Write out the records in full, exactly as given, but without the images.

Top of Records for this exercise

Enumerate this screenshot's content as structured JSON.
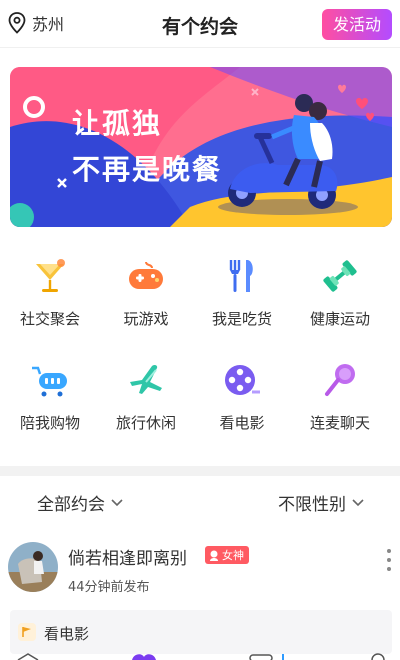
{
  "header": {
    "city": "苏州",
    "title": "有个约会",
    "post_button": "发活动"
  },
  "banner": {
    "line1": "让孤独",
    "line2": "不再是晚餐"
  },
  "categories": [
    {
      "label": "社交聚会",
      "icon": "cocktail-icon"
    },
    {
      "label": "玩游戏",
      "icon": "gamepad-icon"
    },
    {
      "label": "我是吃货",
      "icon": "fork-knife-icon"
    },
    {
      "label": "健康运动",
      "icon": "dumbbell-icon"
    },
    {
      "label": "陪我购物",
      "icon": "shopping-cart-icon"
    },
    {
      "label": "旅行休闲",
      "icon": "airplane-icon"
    },
    {
      "label": "看电影",
      "icon": "film-reel-icon"
    },
    {
      "label": "连麦聊天",
      "icon": "microphone-icon"
    }
  ],
  "filters": {
    "scope": "全部约会",
    "gender": "不限性别"
  },
  "post": {
    "username": "倘若相逢即离别",
    "badge": "女神",
    "time": "44分钟前发布",
    "tag": "看电影"
  },
  "colors": {
    "accent_start": "#ff4ea1",
    "accent_end": "#b34cff",
    "badge": "#ff5a62"
  }
}
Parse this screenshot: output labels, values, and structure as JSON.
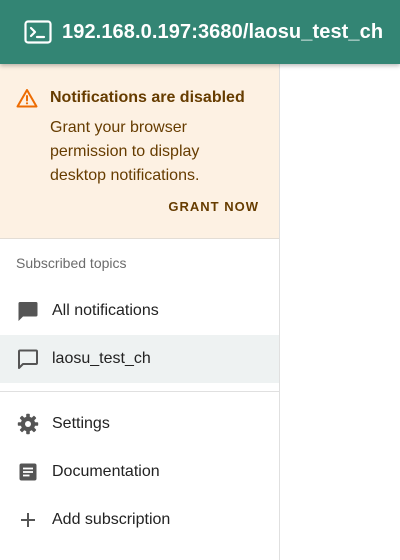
{
  "header": {
    "title": "192.168.0.197:3680/laosu_test_ch",
    "icon": "terminal-icon",
    "background": "#338574"
  },
  "notification_alert": {
    "icon": "warning-icon",
    "title": "Notifications are disabled",
    "body": "Grant your browser permission to display desktop notifications.",
    "action_label": "GRANT NOW",
    "background": "#fdf1e3",
    "warning_color": "#ed6c02"
  },
  "sidebar": {
    "section_label": "Subscribed topics",
    "topics": [
      {
        "label": "All notifications",
        "icon": "chat-filled-icon",
        "selected": false
      },
      {
        "label": "laosu_test_ch",
        "icon": "chat-outline-icon",
        "selected": true
      }
    ],
    "links": [
      {
        "label": "Settings",
        "icon": "gear-icon"
      },
      {
        "label": "Documentation",
        "icon": "article-icon"
      },
      {
        "label": "Add subscription",
        "icon": "plus-icon"
      }
    ]
  }
}
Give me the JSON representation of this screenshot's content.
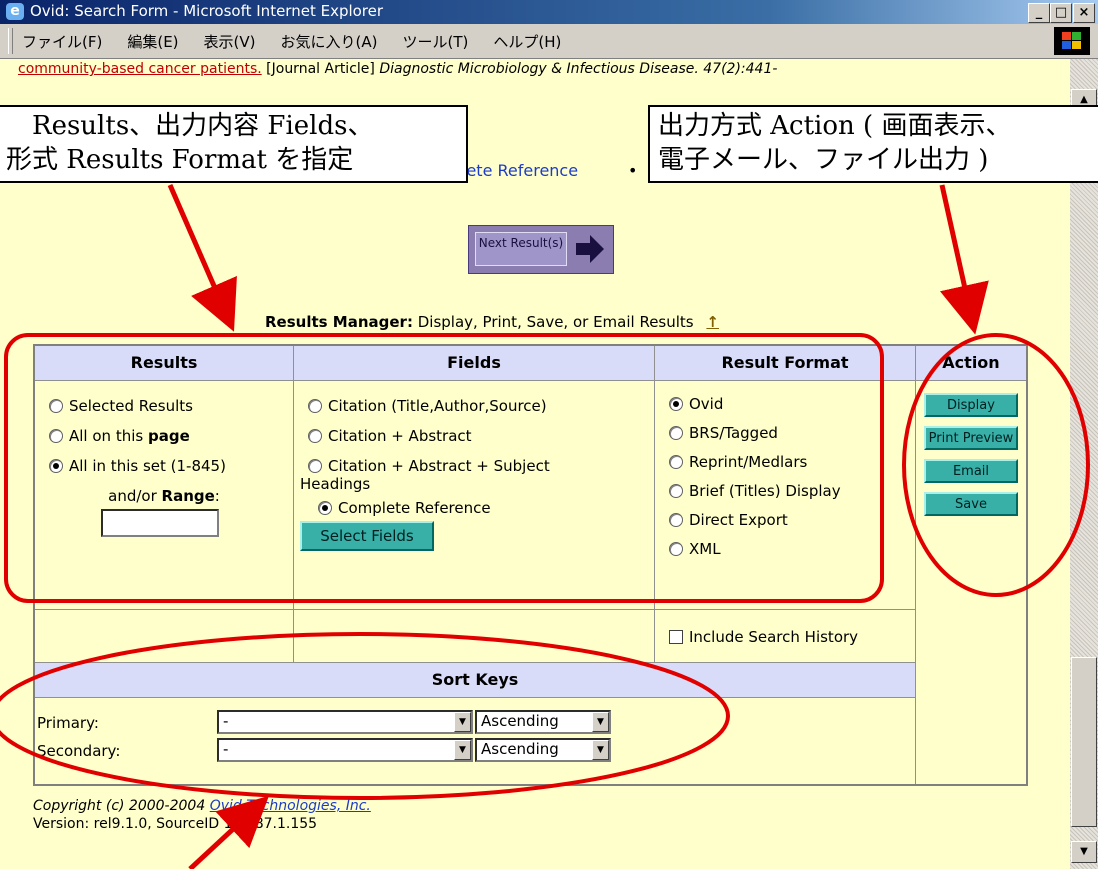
{
  "window": {
    "title": "Ovid: Search Form - Microsoft Internet Explorer",
    "minimize": "_",
    "maximize": "□",
    "close": "×"
  },
  "menu": [
    "ファイル(F)",
    "編集(E)",
    "表示(V)",
    "お気に入り(A)",
    "ツール(T)",
    "ヘルプ(H)"
  ],
  "page": {
    "cut_line": {
      "link": "community-based cancer patients.",
      "type": "[Journal Article]",
      "source": "Diagnostic Microbiology & Infectious Disease. 47(2):441-"
    },
    "complete_reference_partial": "lete Reference",
    "bullet": "•",
    "next_button": "Next Result(s)",
    "results_manager": {
      "label": "Results Manager:",
      "text": "Display, Print, Save, or Email Results",
      "up_icon": "↑"
    },
    "columns": {
      "results": "Results",
      "fields": "Fields",
      "format": "Result Format",
      "action": "Action"
    },
    "results_options": {
      "selected": "Selected Results",
      "all_on_page_pre": "All on this ",
      "all_on_page_bold": "page",
      "all_in_set": "All in this set (1-845)",
      "range_pre": "and/or ",
      "range_bold": "Range",
      "range_colon": ":",
      "range_value": ""
    },
    "fields_options": {
      "citation": "Citation (Title,Author,Source)",
      "citation_abstract": "Citation + Abstract",
      "citation_abstract_subject": "Citation + Abstract + Subject",
      "headings": "Headings",
      "complete": "Complete Reference",
      "select_fields": "Select Fields"
    },
    "format_options": {
      "ovid": "Ovid",
      "brs": "BRS/Tagged",
      "reprint": "Reprint/Medlars",
      "brief": "Brief (Titles) Display",
      "direct": "Direct Export",
      "xml": "XML",
      "include_history": "Include Search History"
    },
    "actions": {
      "display": "Display",
      "print_preview": "Print Preview",
      "email": "Email",
      "save": "Save"
    },
    "sort": {
      "title": "Sort Keys",
      "primary_label": "Primary:",
      "secondary_label": "Secondary:",
      "primary_value": "-",
      "secondary_value": "-",
      "primary_order": "Ascending",
      "secondary_order": "Ascending"
    },
    "footer": {
      "copyright_pre": "Copyright (c) 2000-2004 ",
      "company": "Ovid Technologies, Inc.",
      "version": "Version: rel9.1.0, SourceID 1.9087.1.155"
    }
  },
  "annotations": {
    "left_line1": "Results、出力内容 Fields、",
    "left_line2": "形式 Results Format を指定",
    "right_line1": "出力方式 Action ( 画面表示、",
    "right_line2": "電子メール、ファイル出力 )"
  },
  "colors": {
    "page_bg": "#ffffcc",
    "header_bg": "#d8dcf8",
    "action_button": "#38b0a8",
    "annotation_red": "#e00000"
  }
}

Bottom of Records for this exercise

Result of this task:
Enumerate this screenshot's content as structured JSON.
{
  "header": {
    "city": "苏州",
    "title": "有个约会",
    "post_button": "发活动"
  },
  "banner": {
    "line1": "让孤独",
    "line2": "不再是晚餐"
  },
  "categories": [
    {
      "label": "社交聚会",
      "icon": "cocktail-icon"
    },
    {
      "label": "玩游戏",
      "icon": "gamepad-icon"
    },
    {
      "label": "我是吃货",
      "icon": "fork-knife-icon"
    },
    {
      "label": "健康运动",
      "icon": "dumbbell-icon"
    },
    {
      "label": "陪我购物",
      "icon": "shopping-cart-icon"
    },
    {
      "label": "旅行休闲",
      "icon": "airplane-icon"
    },
    {
      "label": "看电影",
      "icon": "film-reel-icon"
    },
    {
      "label": "连麦聊天",
      "icon": "microphone-icon"
    }
  ],
  "filters": {
    "scope": "全部约会",
    "gender": "不限性别"
  },
  "post": {
    "username": "倘若相逢即离别",
    "badge": "女神",
    "time": "44分钟前发布",
    "tag": "看电影"
  },
  "colors": {
    "accent_start": "#ff4ea1",
    "accent_end": "#b34cff",
    "badge": "#ff5a62"
  }
}
Parse this screenshot: output labels, values, and structure as JSON.
{
  "header": {
    "title": "192.168.0.197:3680/laosu_test_ch",
    "icon": "terminal-icon",
    "background": "#338574"
  },
  "notification_alert": {
    "icon": "warning-icon",
    "title": "Notifications are disabled",
    "body": "Grant your browser permission to display desktop notifications.",
    "action_label": "GRANT NOW",
    "background": "#fdf1e3",
    "warning_color": "#ed6c02"
  },
  "sidebar": {
    "section_label": "Subscribed topics",
    "topics": [
      {
        "label": "All notifications",
        "icon": "chat-filled-icon",
        "selected": false
      },
      {
        "label": "laosu_test_ch",
        "icon": "chat-outline-icon",
        "selected": true
      }
    ],
    "links": [
      {
        "label": "Settings",
        "icon": "gear-icon"
      },
      {
        "label": "Documentation",
        "icon": "article-icon"
      },
      {
        "label": "Add subscription",
        "icon": "plus-icon"
      }
    ]
  }
}
Give me the JSON representation of this screenshot's content.
{
  "window": {
    "title": "Ovid: Search Form - Microsoft Internet Explorer",
    "minimize": "_",
    "maximize": "□",
    "close": "×"
  },
  "menu": [
    "ファイル(F)",
    "編集(E)",
    "表示(V)",
    "お気に入り(A)",
    "ツール(T)",
    "ヘルプ(H)"
  ],
  "page": {
    "cut_line": {
      "link": "community-based cancer patients.",
      "type": "[Journal Article]",
      "source": "Diagnostic Microbiology & Infectious Disease. 47(2):441-"
    },
    "complete_reference_partial": "lete Reference",
    "bullet": "•",
    "next_button": "Next Result(s)",
    "results_manager": {
      "label": "Results Manager:",
      "text": "Display, Print, Save, or Email Results",
      "up_icon": "↑"
    },
    "columns": {
      "results": "Results",
      "fields": "Fields",
      "format": "Result Format",
      "action": "Action"
    },
    "results_options": {
      "selected": "Selected Results",
      "all_on_page_pre": "All on this ",
      "all_on_page_bold": "page",
      "all_in_set": "All in this set (1-845)",
      "range_pre": "and/or ",
      "range_bold": "Range",
      "range_colon": ":",
      "range_value": ""
    },
    "fields_options": {
      "citation": "Citation (Title,Author,Source)",
      "citation_abstract": "Citation + Abstract",
      "citation_abstract_subject": "Citation + Abstract + Subject",
      "headings": "Headings",
      "complete": "Complete Reference",
      "select_fields": "Select Fields"
    },
    "format_options": {
      "ovid": "Ovid",
      "brs": "BRS/Tagged",
      "reprint": "Reprint/Medlars",
      "brief": "Brief (Titles) Display",
      "direct": "Direct Export",
      "xml": "XML",
      "include_history": "Include Search History"
    },
    "actions": {
      "display": "Display",
      "print_preview": "Print Preview",
      "email": "Email",
      "save": "Save"
    },
    "sort": {
      "title": "Sort Keys",
      "primary_label": "Primary:",
      "secondary_label": "Secondary:",
      "primary_value": "-",
      "secondary_value": "-",
      "primary_order": "Ascending",
      "secondary_order": "Ascending"
    },
    "footer": {
      "copyright_pre": "Copyright (c) 2000-2004 ",
      "company": "Ovid Technologies, Inc.",
      "version": "Version: rel9.1.0, SourceID 1.9087.1.155"
    }
  },
  "annotations": {
    "left_line1": "Results、出力内容 Fields、",
    "left_line2": "形式 Results Format を指定",
    "right_line1": "出力方式 Action ( 画面表示、",
    "right_line2": "電子メール、ファイル出力 )"
  },
  "colors": {
    "page_bg": "#ffffcc",
    "header_bg": "#d8dcf8",
    "action_button": "#38b0a8",
    "annotation_red": "#e00000"
  }
}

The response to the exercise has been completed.